Shelley Stone is a hard-working CEO of a Silicon Valley tech company that sells a small device called a Conch, which helps improve everyday life. The Conch offers helpful advice and prompts such as “take an umbrella” or “turn left on Main Street” when worn. Unfortunately, the tiny piece of technology has recently been known to encourage owners to “jump off the bridge.”
Shelley was struck by lightning as a teenager, so nothing seems implausible to her at this point in her life. She approaches every challenge with clear and precise thinking, no matter how absurd the problem may appear. She’s a master at efficiency and will stop at nothing to make sure the Conch glitch is handled carefully — even if it means remaining at work until the early hours of the morning.
Her company is her life.
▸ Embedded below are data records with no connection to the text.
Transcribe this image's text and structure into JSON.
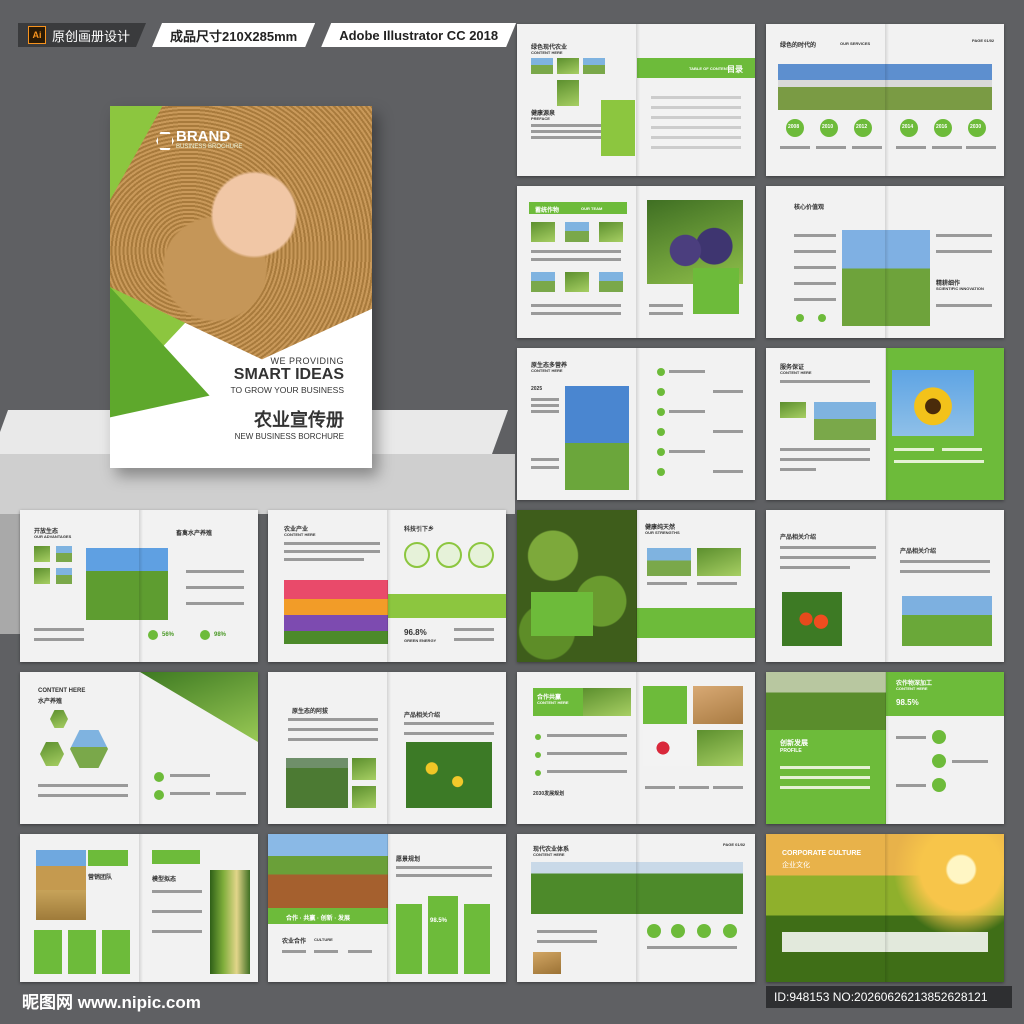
{
  "header": {
    "ai_badge": "Ai",
    "tag1": "原创画册设计",
    "tag2": "成品尺寸210X285mm",
    "tag3": "Adobe Illustrator CC 2018"
  },
  "cover": {
    "brand": "BRAND",
    "brand_sub": "BUSINESS BROCHURE",
    "we_providing": "WE PROVIDING",
    "smart_ideas": "SMART IDEAS",
    "grow": "TO GROW YOUR BUSINESS",
    "title_cn": "农业宣传册",
    "subtitle": "NEW BUSINESS BORCHURE"
  },
  "spreads": {
    "s1": {
      "title": "绿色现代农业",
      "sub": "CONTENT HERE",
      "toc": "目录",
      "toc_sub": "TABLE OF CONTENTS",
      "preface": "健康源泉",
      "preface_sub": "PREFACE"
    },
    "s2": {
      "title": "绿色的时代的",
      "sub": "OUR SERVICES",
      "page": "PAGE 01/02",
      "years": [
        "2008",
        "2010",
        "2012",
        "2014",
        "2016",
        "2030"
      ]
    },
    "s3": {
      "title": "蓄统作物",
      "sub": "OUR TEAM"
    },
    "s4": {
      "title": "核心价值观",
      "label": "精耕细作",
      "label_sub": "SCIENTIFIC INNOVATION"
    },
    "s5": {
      "title": "原生态多营养",
      "sub": "CONTENT HERE",
      "year": "2025"
    },
    "s6": {
      "title": "服务保证",
      "sub": "CONTENT HERE"
    },
    "s7": {
      "title": "开放生态",
      "sub": "OUR ADVANTAGES",
      "right": "畜禽水产养殖",
      "p1": "56%",
      "p2": "98%"
    },
    "s8": {
      "title": "农业产业",
      "sub": "CONTENT HERE",
      "right": "科技引下乡",
      "pct": "96.8%",
      "pct_sub": "GREEN ENERGY"
    },
    "s9": {
      "title": "健康纯天然",
      "sub": "OUR STRENGTHS"
    },
    "s10": {
      "title": "产品相关介绍",
      "right": "产品相关介绍"
    },
    "s11": {
      "title": "CONTENT HERE",
      "sub": "水产养殖"
    },
    "s12": {
      "title": "原生态的阿拔",
      "right": "产品相关介绍"
    },
    "s13": {
      "title": "合作共赢",
      "sub": "CONTENT HERE",
      "year": "2030发展规划"
    },
    "s14": {
      "title": "农作物深加工",
      "sub": "CONTENT HERE",
      "pct": "98.5%",
      "profile": "创新发展",
      "profile_sub": "PROFILE"
    },
    "s15": {
      "title": "营销团队",
      "right": "模型拟态"
    },
    "s16": {
      "slogan": "合作 · 共赢 · 创新 · 发展",
      "title": "愿景规划",
      "pct": "98.5%",
      "culture": "农业合作",
      "culture_sub": "CULTURE"
    },
    "s17": {
      "title": "现代农业体系",
      "sub": "CONTENT HERE",
      "page": "PAGE 01/02"
    },
    "s18": {
      "title": "CORPORATE CULTURE",
      "sub": "企业文化"
    }
  },
  "footer": {
    "site": "昵图网 www.nipic.com",
    "id": "ID:948153 NO:20260626213852628121"
  }
}
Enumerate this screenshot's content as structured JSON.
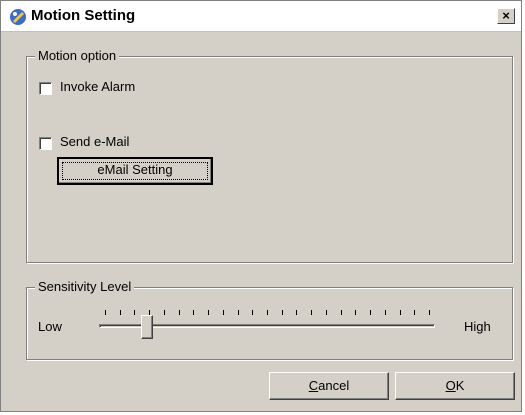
{
  "window": {
    "title": "Motion Setting",
    "close_symbol": "×"
  },
  "icons": {
    "app": "dialog-app-icon",
    "close": "close-icon"
  },
  "motion_option": {
    "legend": "Motion option",
    "invoke_alarm": {
      "label": "Invoke Alarm",
      "checked": false
    },
    "send_email": {
      "label": "Send e-Mail",
      "checked": false
    },
    "email_setting_label": "eMail Setting"
  },
  "sensitivity": {
    "legend": "Sensitivity Level",
    "low_label": "Low",
    "high_label": "High",
    "tick_count": 23,
    "value_fraction": 0.13
  },
  "buttons": {
    "cancel": {
      "mnemonic": "C",
      "rest": "ancel"
    },
    "ok": {
      "mnemonic": "O",
      "rest": "K"
    }
  }
}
Although blogs and newspaper articles make her seem like a supermom, the reality is that a team of people help Shelley care for her family. She doesn’t see a problem with this lifestyle until her husband volunteers to exit his own rat race so he can see the kids more often. Shelley feels a twinge of guilt. Should she want to stay home more often instead of flying around the world delivering TED talks?
On top of her husband’s highly unusual revelation, Shelley begins to experience her own Conch abnormalities. When she meets another woman overseas who looks like a much younger version of herself, her Conch instructs her to “meet Shelley Stone.” The young girl has the same eyes, the same scars and knows intimate details of her life. Is this woman a lookalike? Is she Shelley from the future? Or has Shelley reached a critical point in her non-stop schedule that has finally resulted in a nervous breakdown?
“The Glitch” takes a hard look at the definition of work-life balance. Through hilarious antics and sensational story lines, Elisabeth Cohen encourages readers to slow down, take a breath and consider the perspective of a younger you. Would that person think you are living your best life?